Pub Type(s)

Journal Article
Research Support, Non-U.S. Gov't
Research Support, U.S. Gov't, Non-P.H.S.

Language

eng

PubMed ID

24290044

Citation

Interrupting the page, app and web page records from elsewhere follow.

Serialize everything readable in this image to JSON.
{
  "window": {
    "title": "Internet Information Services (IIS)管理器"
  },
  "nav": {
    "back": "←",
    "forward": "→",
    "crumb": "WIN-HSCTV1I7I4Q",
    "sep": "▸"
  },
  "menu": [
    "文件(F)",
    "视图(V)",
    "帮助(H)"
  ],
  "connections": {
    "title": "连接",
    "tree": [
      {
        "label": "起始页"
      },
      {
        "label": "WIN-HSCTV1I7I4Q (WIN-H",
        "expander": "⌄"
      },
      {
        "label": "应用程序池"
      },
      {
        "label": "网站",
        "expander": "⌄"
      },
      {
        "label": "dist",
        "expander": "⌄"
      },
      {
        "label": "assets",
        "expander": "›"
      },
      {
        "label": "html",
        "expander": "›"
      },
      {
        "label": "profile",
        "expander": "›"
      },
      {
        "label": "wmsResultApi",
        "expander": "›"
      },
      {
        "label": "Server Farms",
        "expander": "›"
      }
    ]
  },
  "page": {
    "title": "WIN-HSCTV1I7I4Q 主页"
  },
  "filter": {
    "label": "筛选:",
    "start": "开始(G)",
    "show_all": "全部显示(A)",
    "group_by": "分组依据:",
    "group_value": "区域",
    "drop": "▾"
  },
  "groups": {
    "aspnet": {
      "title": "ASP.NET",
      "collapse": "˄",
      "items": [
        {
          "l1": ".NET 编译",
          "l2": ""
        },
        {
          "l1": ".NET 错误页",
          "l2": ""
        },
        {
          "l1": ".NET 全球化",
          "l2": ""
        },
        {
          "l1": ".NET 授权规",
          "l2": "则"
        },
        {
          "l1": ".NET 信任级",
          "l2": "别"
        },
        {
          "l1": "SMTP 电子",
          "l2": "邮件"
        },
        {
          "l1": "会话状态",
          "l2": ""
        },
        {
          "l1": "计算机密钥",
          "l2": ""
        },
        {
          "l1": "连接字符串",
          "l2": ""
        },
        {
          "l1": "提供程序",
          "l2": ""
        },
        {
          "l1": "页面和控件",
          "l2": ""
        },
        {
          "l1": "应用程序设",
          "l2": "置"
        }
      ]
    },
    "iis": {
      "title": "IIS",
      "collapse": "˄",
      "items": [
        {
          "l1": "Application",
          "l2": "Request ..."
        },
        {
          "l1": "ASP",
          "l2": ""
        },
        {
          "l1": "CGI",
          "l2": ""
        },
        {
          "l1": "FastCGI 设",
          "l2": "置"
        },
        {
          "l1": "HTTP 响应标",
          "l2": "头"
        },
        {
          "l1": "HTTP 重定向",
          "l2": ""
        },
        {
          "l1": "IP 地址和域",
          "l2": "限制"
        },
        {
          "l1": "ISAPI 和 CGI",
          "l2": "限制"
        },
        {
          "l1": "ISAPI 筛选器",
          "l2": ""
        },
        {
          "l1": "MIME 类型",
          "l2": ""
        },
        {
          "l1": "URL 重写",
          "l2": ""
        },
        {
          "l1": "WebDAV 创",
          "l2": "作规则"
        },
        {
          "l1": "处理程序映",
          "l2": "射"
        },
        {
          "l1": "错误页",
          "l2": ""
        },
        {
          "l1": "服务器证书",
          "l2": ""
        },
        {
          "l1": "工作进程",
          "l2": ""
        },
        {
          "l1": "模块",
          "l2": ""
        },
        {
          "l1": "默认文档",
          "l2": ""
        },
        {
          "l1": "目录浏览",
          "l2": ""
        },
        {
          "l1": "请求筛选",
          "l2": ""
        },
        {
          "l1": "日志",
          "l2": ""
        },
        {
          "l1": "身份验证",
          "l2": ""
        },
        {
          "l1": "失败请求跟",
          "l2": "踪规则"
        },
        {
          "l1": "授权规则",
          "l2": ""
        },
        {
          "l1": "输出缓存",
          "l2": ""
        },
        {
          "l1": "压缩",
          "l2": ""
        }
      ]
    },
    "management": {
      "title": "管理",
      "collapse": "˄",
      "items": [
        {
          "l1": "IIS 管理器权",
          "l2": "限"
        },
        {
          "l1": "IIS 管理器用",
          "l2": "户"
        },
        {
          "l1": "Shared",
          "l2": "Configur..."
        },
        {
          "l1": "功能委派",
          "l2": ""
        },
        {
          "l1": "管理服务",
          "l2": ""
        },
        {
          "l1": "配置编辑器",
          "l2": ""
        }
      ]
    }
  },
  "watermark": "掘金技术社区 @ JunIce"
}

Pigeon, Wilfred R., et al. "Longitudinal Relationships of Insomnia, Nightmares, and PTSD Severity in Recent Combat Veterans." Journal of Psychosomatic Research, vol. 75, no. 6, 2013, pp. 546-50.
Pigeon WR, Campbell CE, Possemato K, et al. Longitudinal relationships of insomnia, nightmares, and PTSD severity in recent combat veterans. J Psychosom Res. 2013;75(6):546-50.
Pigeon, W. R., Campbell, C. E., Possemato, K., & Ouimette, P. (2013). Longitudinal relationships of insomnia, nightmares, and PTSD severity in recent combat veterans. Journal of Psychosomatic Research, 75(6), 546-50. https://doi.org/10.1016/j.jpsychores.2013.09.004
Pigeon WR, et al. Longitudinal Relationships of Insomnia, Nightmares, and PTSD Severity in Recent Combat Veterans. J Psychosom Res. 2013;75(6):546-50. PubMed PMID: 24290044.
* Article titles in AMA citation format should be in sentence-case
TY - JOUR T1 - Longitudinal relationships of insomnia, nightmares, and PTSD severity in recent combat veterans. AU - Pigeon,Wilfred R, AU - Campbell,Clare E, AU - Possemato,Kyle, AU - Ouimette,Paige, Y1 - 2013/10/02/ PY - 2013/04/10/received PY - 2013/08/30/revised PY - 2013/09/25/accepted PY - 2013/12/3/entrez PY - 2013/12/3/pubmed PY - 2014/10/8/medline KW - Insomnia KW - Military KW - Nightmares KW - Posttraumatic stress disorder KW - Veterans SP - 546 EP - 50 JF - Journal of psychosomatic research JO - J Psychosom Res VL - 75 IS - 6 N2 - OBJECTIVE: This observational, longitudinal study of veterans with recent combat exposure describes the prevalence, severity and associations of posttraumatic stress disorder (PTSD), insomnia, and nightmares over time. METHODS: Eighty recent combat veterans recruited from Veterans Health Administration primary care settings met inclusion criteria including hazardous alcohol use and at least subthreshold PTSD. Insomnia status and nightmare status were assigned based on the Insomnia Severity Index total score and the PTSD Checklist nightmare item, respectively. Participants were re-assessed six months following their baseline assessment. Analyses of variance compared insomnia and nightmare groups on PTSD, depression, and alcohol use severity. Analyses of covariance (controlling for baseline differences) examined whether insomnia and/or nightmares were associated with the clinical course of PTSD. Persistence of conditions was also examined. RESULTS: At baseline, 74% presented with insomnia and 61% endorsed distressing nightmares. Insomnia was associated with significantly higher PTSD and depression severity at both baseline and six months. The presence of nightmares was associated with significantly higher PTSD severity at both time points and with depression severity at baseline only. Despite decreases in PTSD and depression severity, insomnia severity was relatively unchanged after six months. The prevalence and severity of nightmare complaints diminished modestly over time. CONCLUSION: Among this sample of recent combat veterans, insomnia and nightmares were each strongly associated with the severity of both PTSD and depressive symptoms. Over time, insomnia in particular did not appear to resolve spontaneously and was associated with ongoing PTSD. Addressing insomnia early, therefore, may be a strategy to alter the course of PTSD. SN - 1879-1360 UR - https://www.unboundmedicine.com/medline/citation/24290044/Longitudinal_relationships_of_insomnia_nightmares_and_PTSD_severity_in_recent_combat_veterans_ L2 - https://linkinghub.elsevier.com/retrieve/pii/S0022-3999(13)00344-9 DB - PRIME DP - Unbound Medicine ER -